Tuesday November 4, 2008
Feedback from the 'Guy' Show
Whenever we present a show, we like to guess which parts of it will get the biggest reaction from you. Sometimes, it's not hard to predict. For instance, our interview with geriatrician Dr. Janice Lessard on systematic ageism in health care (replayed on this week's White Coat, Black Art and available on the November 3, 2008 podcast) seemed destined to tweak many of you, and it did.
Last week's show on men (October 27, 2008) however, generated an unexpectedly strong reaction to our interview with Emmett O'Reilly, a male nurse, about the stereotypes he faces every day at work. There was something about the passion and charm he exuded in the interview that obviously touched some of his nursing colleagues and you.
Linda Meyer had this reaction to the interview:
"My son Ben decided to be a "Boy Nurse" when he was in grade 6 and my father was recovering from triple by-pass surgery. He told us it was because he wanted to help people like those who helps his Gramps. Until then, I had no idea he was interested in medicine other than watching a show called "The Operation". A couple of days post-op we visited my dad where Ben checked out the incision and promptly claimed "I've seen better on TV". It's 6 years later and other than a few months where he thought being a Paramedic would be more manly (I think about grade 9ish) he's set on a career in Nursing and will be applying in the next month or so. His goal is to be a flight nurse on an air ambulance, work in ER or a trauma unit. Today's podcast will be downloaded...it will give him a good insight and response to anyone asking why a nurse (not doctor)."
Heather Senkler sent us this email:
"Dear White Coat Black Art: A friend of mine has been a nurse for many years and while he loves his job and in general has the respect of his colleagues he has come across glitches from being a man and a nurse. In training, when the subject of personal care for patients in hospital who were menstruating came up, the teacher sniggered with a "Well we *all* know how to deal with *that*. No point in *wasting* class time," and then changed the subject. This could have been not only a teaching moment for my friend, but also an opportunity for the women in the class
to understand what a man's concerns and fears might be about this kind of care. This information would have been essential when they were instructing a spouse or other family members preparing to care for someone at home.
The other problem he had early in his career was being treated as an orderly or even a janitor rather than a nurse. While orderlies and custodians are *essential* members of a health care team, they are not nurses and nurses are not them. Being asked to carry boxes, push equipment, or otherwise not use the skills and training he sought and
worked so hard to acquire was insulting. In the first case, my friend asked his wife for assistance, which helped
him but the other students were still missing useful information, and in the second case he stood his ground regarding his abilities and the skills of the other staff members.
I admit that he is still an anomaly in my experience in the health care system. However, I know that his skills and dedication to his profession leave a good impression with everyone he encounters."

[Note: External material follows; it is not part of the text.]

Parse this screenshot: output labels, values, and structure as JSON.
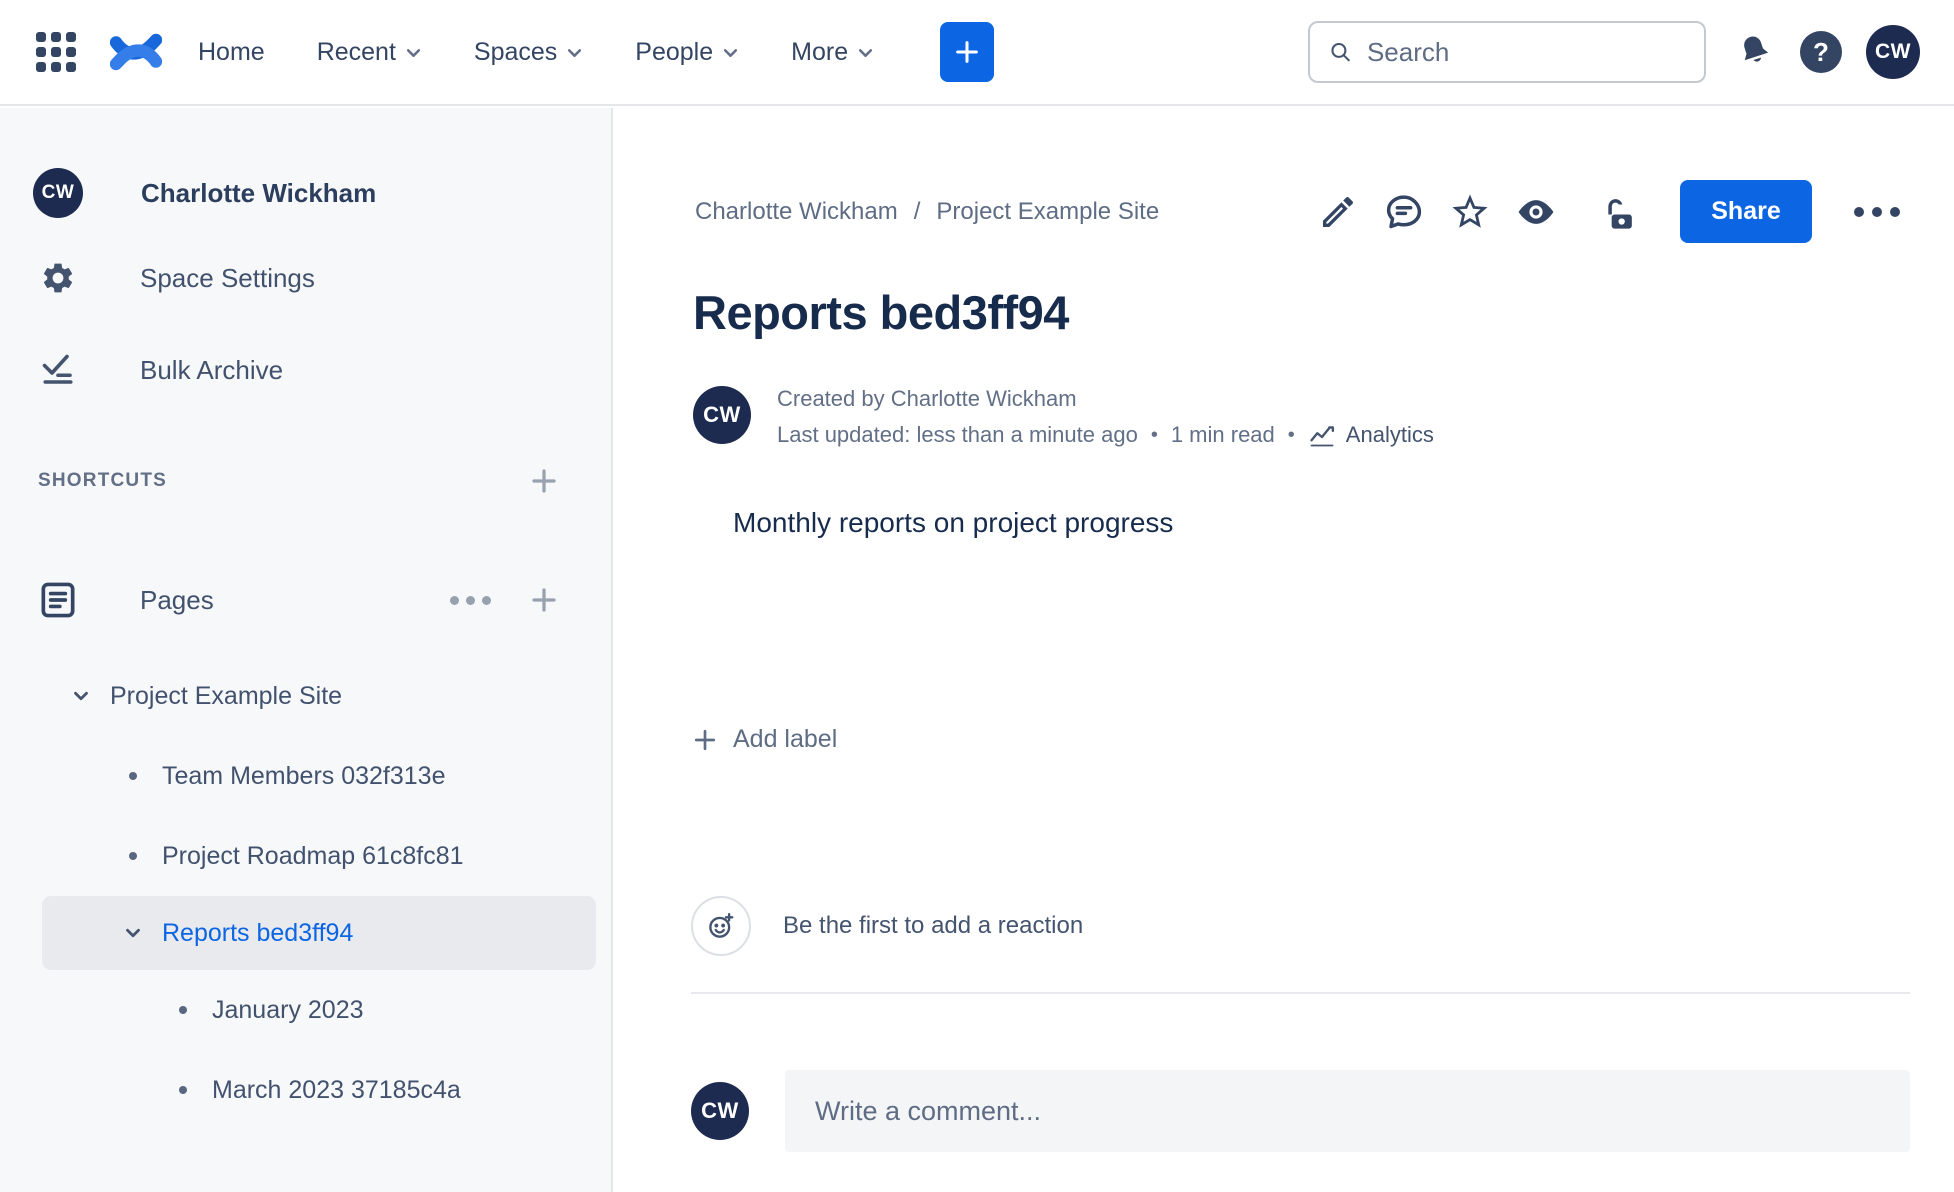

Karen Babaian of Winnipeg writes:
"Thank you for featuring a male nurse on your program. What a great idea! I have been a nurse for over 30 years. You would think that being involved in childbirth that I would not have had much exposure to male nurses. I am proud to say that Winnipeg has had several excellent and dedicated male nurses work in our birthing areas and our special care nurseries over the past 25 or 30 years years. For the most part, the patients love them and it seems completely natural for them to participate in the birthing process. Thank God for those who are willing to cross those artificial fences erected by tradition and preconceived gender roles."

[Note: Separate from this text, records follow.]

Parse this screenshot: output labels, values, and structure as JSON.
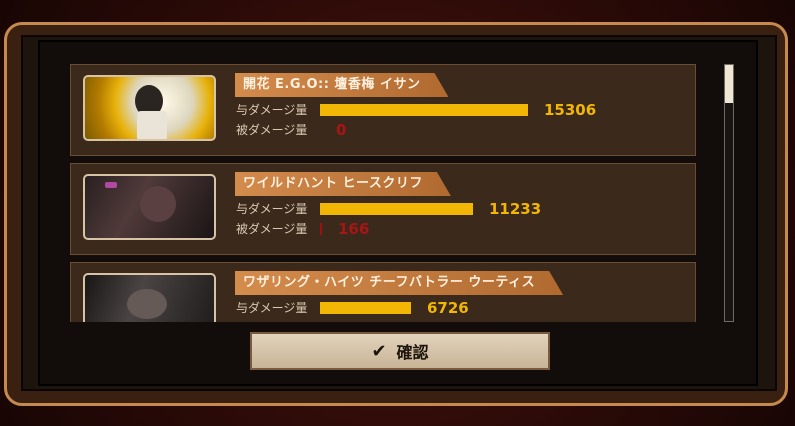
{
  "results": [
    {
      "name": "開花 E.G.O:: 壇香梅 イサン",
      "damage_dealt_label": "与ダメージ量",
      "damage_taken_label": "被ダメージ量",
      "damage_dealt": "15306",
      "damage_taken": "0",
      "dealt_fraction": 1.0,
      "taken_fraction": 0.0,
      "portrait": "isangs-ego-portrait"
    },
    {
      "name": "ワイルドハント ヒースクリフ",
      "damage_dealt_label": "与ダメージ量",
      "damage_taken_label": "被ダメージ量",
      "damage_dealt": "11233",
      "damage_taken": "166",
      "dealt_fraction": 0.734,
      "taken_fraction": 0.011,
      "portrait": "heathcliff-portrait"
    },
    {
      "name": "ワザリング・ハイツ チーフバトラー ウーティス",
      "damage_dealt_label": "与ダメージ量",
      "damage_taken_label": "被ダメージ量",
      "damage_dealt": "6726",
      "damage_taken": "",
      "dealt_fraction": 0.439,
      "taken_fraction": 0.0,
      "portrait": "outis-portrait"
    }
  ],
  "confirm_button": {
    "label": "確認",
    "icon": "check-icon"
  },
  "colors": {
    "dealt_bar": "#f2b705",
    "taken_bar": "#a01010",
    "name_tag": "#c47a3c"
  }
}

And finally, Ben Reitzel, a second year nursing student contributed this:
"I appreciated your interview with the male nurse regarding the preconceived notions that clients, colleagues and the public have regarding male nurses. I have noticed the same things with regards to older clients assuming I am the resident, people assuming I will be in management or people questioning my sexual orientation. "
Ben and two other male classmates have gone a step further. They've made a country music video. Check out Save a life, Be a Man Nurse on youtube.
And here's an extended version of our interview with Emmett for you to enjoy:
REMINDER ABOUT THE 'ASK DR. BRIAN' SHOW:
Before we wrap the current season of White Coat, Black Art , we want to turn an entire show over to you. Got a burning question, a nitpick or a pet peeve about the health care system (not about your diagnosis or treatment) that we haven't covered thus far? Call us at 1-866-648-6714. Give us your name, where you live, and the question you want us to answer, and your phone number in case we need more information. We'll choose the the most interesting questions and put our crack team to work trying to get you an answer or at least an explanation. Though we prefer voicemail questions, we'll take email questions too. Email us at firstname.lastname@example.org. If we answer your question on the air, we'll send you a White Coat, Black Art bone as our way of saying thanks.
Previous Comments (1)
In regards to male nurses; I been a nurse for over 10 yrs and have worked in acute care, long-term, and presently community nursing.
At first I couldn't understand why I was being ask personal questions regarding a "wife", but I quickly learned why. The Doctor question too was there, but more easily answerable. Can you believe there are men and women who reject me based soley on my gender. (some have legitimate reasons) most are irrational and even insulting.
after 10 yrs and countless questions, its time to move on.